Standing Committee on Foreign Affairs & International Development, House of Commons, Canada

Featuring Andrew J. Tabler – February 12, 2014 – Washington Institute senior fellow Andrew Tabler addressed a Canadian parliamentary hearing on the latest developments in the Syrian war. The following are his concluding policy recommendations.

The days of easy foreign policy options in the Syria crisis are over. The matter is not just as simple as arming the rebels or reengaging with Assad, as the media often portrays it. But that does not mean the West is out of options. The war in Syria is likely to go on for years, and it is important that Canada and its allies explore multiple tracks to constrain, contain, and eventually bring the conflict to an end. I believe the best way to do so is by utilizing a more assertive, three-pronged approach, prioritized by tackling first threats first.

1. Rid Syria of chemical weapons and implement the Geneva Communique of 2012. Concern is growing in the U.S. government that the effort to destroy Syria’s chemical stockpile “has seriously languished and stalled,” not just because Syria is predictably behind schedule, but also because Damascus is now demanding its chemical weapons sites be “inactivated” instead of “physically destroyed” as outlined under the Convention for the Prohibition of Chemical Weapons. This development, especially following the regime’s consolidation of control in the western half of Syria, indicates that the Assad regime is dragging its feet on fulfilling the country’s obligations in order to achieve concessions from the United States and the London 11 countries concerning the formation of a transitional governing body in Syria.

In order to counter such pressure, the West should turn the tables on the Assad gambit and use Syria’s compliance with the Chemical Weapons Convention as leverage to gain Assad’s compliance with a transition in Syria as outlined under the Geneva Communique of 2012. Fortunately for the United States and Canada, both Syria’s compliance with the rules set out by the Organisation for the Prohibition of Chemical Weapons (OPCW) and the Geneva Communique are enshrined in the same UN Security Council resolution — 2118 — which is enforceable by Chapter VII measures such as sanctions and the use of force following the passage of a subsequent Chapter VII resolution. In the likely event of a veto by Russia or China, the credible threat of additional sanctions and the use of force should be used to ensure Assad follows through on his obligations to give up Syria’s chemical weapons arsenal. Successful follow through could also help foster a real long-term transition in Syria based on, but not limited to, the Geneva Communique.

2. Push humanitarian access and evacuation. The humanitarian situation in Syria is rapidly worsening, and the Assad regime continues to use starvation campaigns that violate not only the Geneva Conventions but international humanitarian law as well.
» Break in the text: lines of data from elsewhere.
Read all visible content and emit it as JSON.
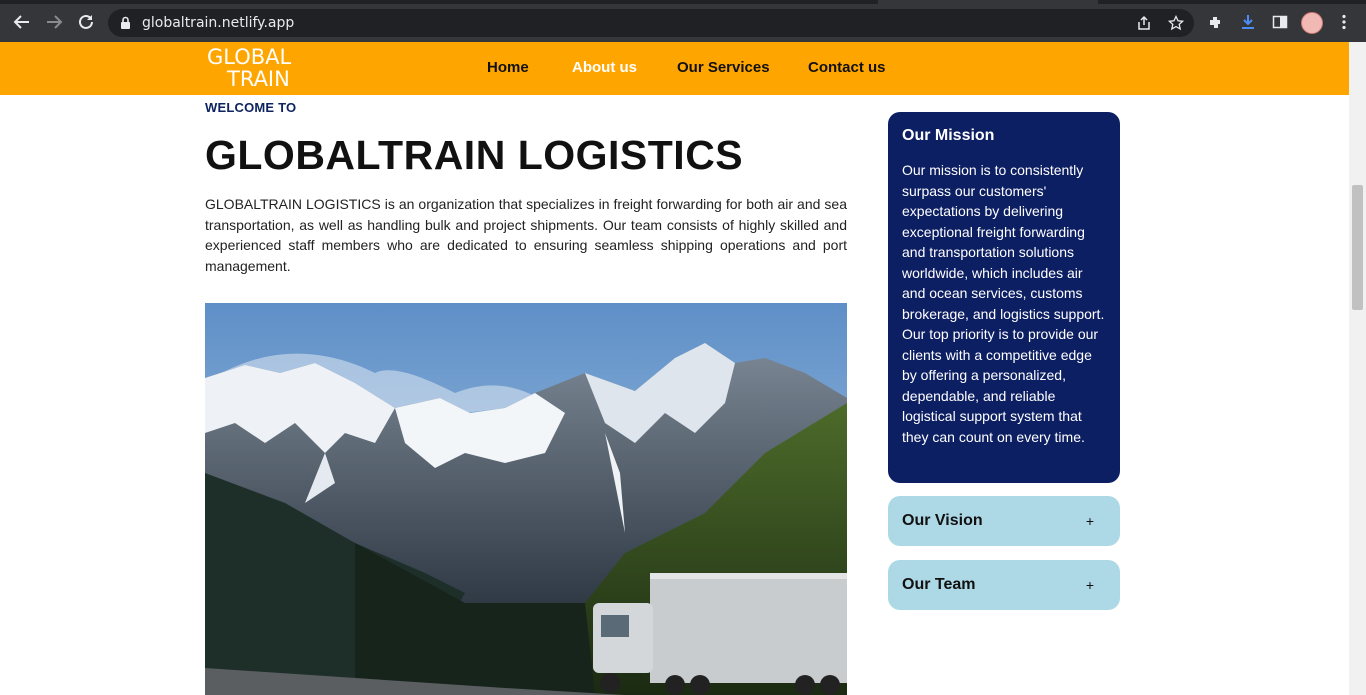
{
  "browser": {
    "url": "globaltrain.netlify.app"
  },
  "site": {
    "logo_line1": "GLOBAL",
    "logo_line2": "TRAIN",
    "nav": [
      {
        "label": "Home"
      },
      {
        "label": "About us"
      },
      {
        "label": "Our Services"
      },
      {
        "label": "Contact us"
      }
    ]
  },
  "main": {
    "welcome": "WELCOME TO",
    "title": "GLOBALTRAIN LOGISTICS",
    "intro": "GLOBALTRAIN LOGISTICS is an organization that specializes in freight forwarding for both air and sea transportation, as well as handling bulk and project shipments. Our team consists of highly skilled and experienced staff members who are dedicated to ensuring seamless shipping operations and port management."
  },
  "sidebar": {
    "mission_title": "Our Mission",
    "mission_text": "Our mission is to consistently surpass our customers' expectations by delivering exceptional freight forwarding and transportation solutions worldwide, which includes air and ocean services, customs brokerage, and logistics support. Our top priority is to provide our clients with a competitive edge by offering a personalized, dependable, and reliable logistical support system that they can count on every time.",
    "accordions": [
      {
        "title": "Our Vision",
        "toggle": "+"
      },
      {
        "title": "Our Team",
        "toggle": "+"
      }
    ]
  },
  "colors": {
    "header_bg": "#ffa500",
    "mission_bg": "#0d1f63",
    "accordion_bg": "#add8e6"
  }
}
Canada should therefore continue to support the current proposed Security Council resolution concerning humanitarian access in Syria (which also emphasizes implementation of the Geneva Communique).

3. Combat terrorism. Combating terrorism should occur on multiple levels, including a plan in conjunction with regional allies to back moderate opposition elements at the expense of extremists. But that is not going to be enough. Plans should also be developed using offset assets (e.g., missiles) and drones to hit all designated terrorist groups operating in Syria, no matter what side they are fighting on, that are deemed to be aiming at Canadian, U.S., or international targets.
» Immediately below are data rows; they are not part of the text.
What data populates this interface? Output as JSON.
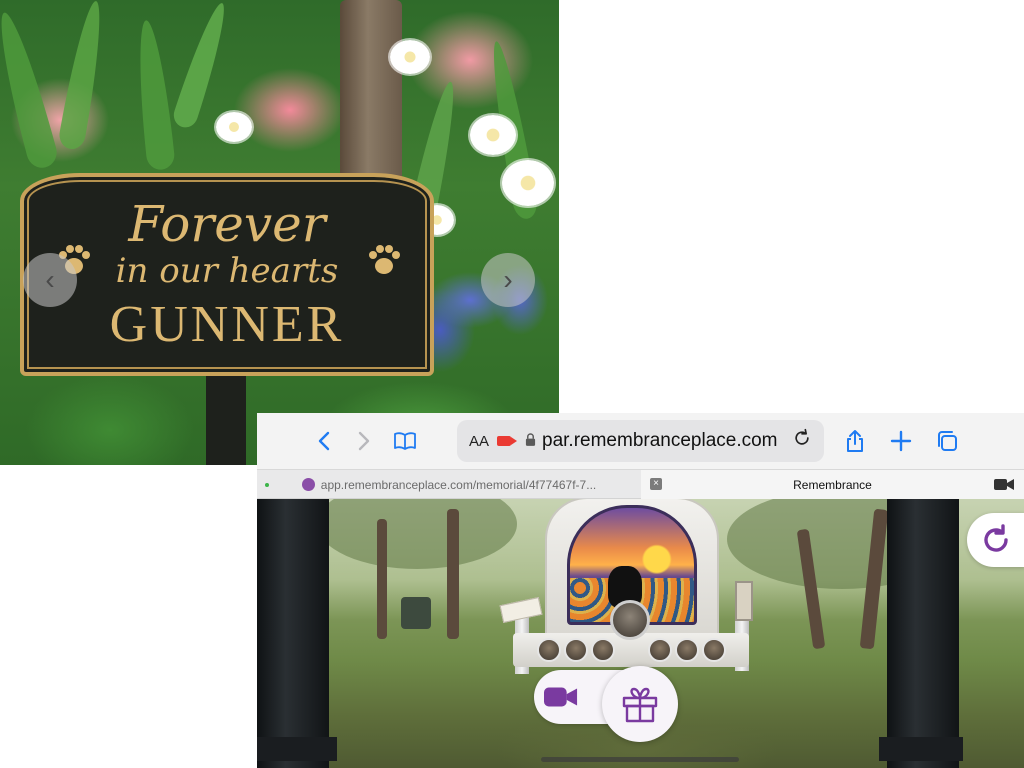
{
  "plaque_photo": {
    "line1": "Forever",
    "line2": "in our hearts",
    "name": "GUNNER",
    "prev_glyph": "‹",
    "next_glyph": "›",
    "colors": {
      "plaque": "#1e211c",
      "gold": "#dcb872"
    }
  },
  "browser": {
    "address_bar": {
      "text_size_label": "AA",
      "url": "par.remembranceplace.com"
    },
    "tabs": [
      {
        "label": "app.remembranceplace.com/memorial/4f77467f-7..."
      },
      {
        "label": "Remembrance"
      }
    ],
    "toolbar_icons": [
      "back-icon",
      "forward-icon",
      "bookmarks-icon",
      "share-icon",
      "new-tab-icon",
      "tabs-overview-icon"
    ],
    "accent": "#1f7bf2"
  },
  "page": {
    "action_icons": [
      "video-camera-icon",
      "gift-icon",
      "refresh-icon"
    ],
    "accent": "#7a3aa0"
  }
}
Such an approach would contain and constrain Assad on the use of chemical weapons, the possibility of their leakage to non-state actors and terrorist groups, and the regime’s use of starvation and siege as a form of warfare. It would also contain, alienate, and help eliminate terrorist groups operating in Syria among both the opposition and the constellation of forces helping to prop up Assad.Doubtless, the priorities on this list will likely change multiple times before the Syria crisis is over. But the basic pillars for present and future courses of action are there. –